I love using social media to help me find places to eat when I travel, and leaving Derry I was thankful for the recommendation I received to try out Harry’s Shack on the beach in Portstewart. Taking an old shack and transforming it into one of the hottest restaurants in Northern Ireland, Harry’s enjoys an amazing location, great views and of course delicious food. It was also a great start for me along the Causeway Coastal Route, admiring the links-style golf courses and the broad, sandy beaches in this part of the country.
As nice as the entire Route is, the real highlight and star of the drive is without a doubt the Giant’s Causeway. This is a natural wonder that I’ve wanted to see in person for decades, and even as I stood there amongst the basalt columns I couldn’t believe that I was actually there. Northern Ireland’s only UNESCO World Heritage Site, the Giant’s Causeway attracts hundreds of thousands of visitors from around the world every year, and with good reason. Formed over 60 million years ago when molten lava cooled suddenly on contact with water, the Giant’s Causeway is an otherworldly landscape of bizarrely shaped columns that have played an important part in local folklore for as long as people have called the coast home. It’s a gorgeous area, and walking down to the columns themselves was a fantastic way to appreciate the beauty surrounding this natural wonder.

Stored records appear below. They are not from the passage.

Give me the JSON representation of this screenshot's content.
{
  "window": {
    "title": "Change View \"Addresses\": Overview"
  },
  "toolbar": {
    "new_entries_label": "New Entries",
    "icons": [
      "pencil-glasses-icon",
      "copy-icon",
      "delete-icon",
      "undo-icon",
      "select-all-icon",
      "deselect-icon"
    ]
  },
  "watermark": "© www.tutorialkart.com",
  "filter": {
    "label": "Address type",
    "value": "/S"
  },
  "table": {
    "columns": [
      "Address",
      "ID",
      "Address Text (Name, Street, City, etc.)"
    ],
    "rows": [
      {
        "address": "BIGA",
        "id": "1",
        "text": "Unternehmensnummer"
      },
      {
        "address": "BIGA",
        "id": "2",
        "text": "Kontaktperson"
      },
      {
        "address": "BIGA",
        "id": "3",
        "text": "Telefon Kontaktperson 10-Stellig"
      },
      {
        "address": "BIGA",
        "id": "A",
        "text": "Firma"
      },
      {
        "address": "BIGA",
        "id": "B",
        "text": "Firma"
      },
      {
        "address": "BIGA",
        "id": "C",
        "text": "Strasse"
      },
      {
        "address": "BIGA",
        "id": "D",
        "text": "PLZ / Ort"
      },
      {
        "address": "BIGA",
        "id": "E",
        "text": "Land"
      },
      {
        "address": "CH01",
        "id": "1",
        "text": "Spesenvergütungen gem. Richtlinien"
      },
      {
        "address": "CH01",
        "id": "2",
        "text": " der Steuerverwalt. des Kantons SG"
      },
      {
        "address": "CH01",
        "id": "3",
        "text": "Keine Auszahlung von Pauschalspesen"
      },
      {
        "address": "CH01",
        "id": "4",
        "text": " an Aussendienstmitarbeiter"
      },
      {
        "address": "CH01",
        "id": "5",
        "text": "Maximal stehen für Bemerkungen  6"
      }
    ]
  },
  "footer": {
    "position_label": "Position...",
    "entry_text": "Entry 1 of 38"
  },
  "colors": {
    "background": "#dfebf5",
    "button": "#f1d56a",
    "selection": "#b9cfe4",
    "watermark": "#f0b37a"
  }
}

There are any number of minor stops along the Route, sites and attractions that don’t take a lot of time but when looked at as a collective help share the story of the Causeway Coast. This was one of those stops, a small and simple harbor that is the treasure at the end of a steep and winding road, it’s about to become even more famous since its inclusion on Game of Thrones.
I technically didn’t have enough time to properly enjoy this fun, adventurous spot, but I’m glad I ignored my more prudent self and decided to throw myself into this experience without looking at the clock. Part of the National Trust, the Carrick-a-Rede Rope Bridge in County Antrim links the mainland to the tiny island of Carrickarede, just as fishermen used to employ them when checking their salmon nets. This narrow rope bridge spans high above the rocky waters below, providing a slightly scary but incredibly fun experience. While the bridge crossing was fun, walking down to the bridge and back is where the real magic happened. Throughout my week driving around Ireland and Northern Ireland, I was lucky enough to enjoy plenty of picturesque coastal scenes, but the coastline at Carrick-a-Rede was unlike anything else I’ve ever seen. Gorgeous beyond words and the ability for any camera to accurately portray, this is a must-stop attraction I think for anyone driving the Causeway Coastal Route.
The Causeway Coastal Route ends, or begins depending on your direction, in the capital of Northern Ireland, Belfast. Twenty years ago no one would ever think of vacationing in Belfast, a city sadly better known for the Troubles and the violence that at one time rocked Northern Ireland. That’s all thankfully changed, and today Belfast is a lovely city with plenty to offer visitors, demanding at least a few days of your time to properly explore. I really enjoyed my time in Belfast and it’s a city I hope to return to again and again in the future.
Just as my drive along Ireland’s Wild Atlantic Way was as much fun as visiting the attractions along the way, the same holds true for the Causeway Coastal Route. Yes, the stops on the Route are gorgeous and fun to explore, but the process of driving it, even if I skipped a few traffic rules here and there, was the true experience. The Causeway Coastal Route is all about the drive, it’s all about discovering this part of the country using your own intuition and interests as a guide. It’s a fun and engaging way to see what are amongst the most beautiful landscapes in the world – just be sure to plan more than a day or two to do it.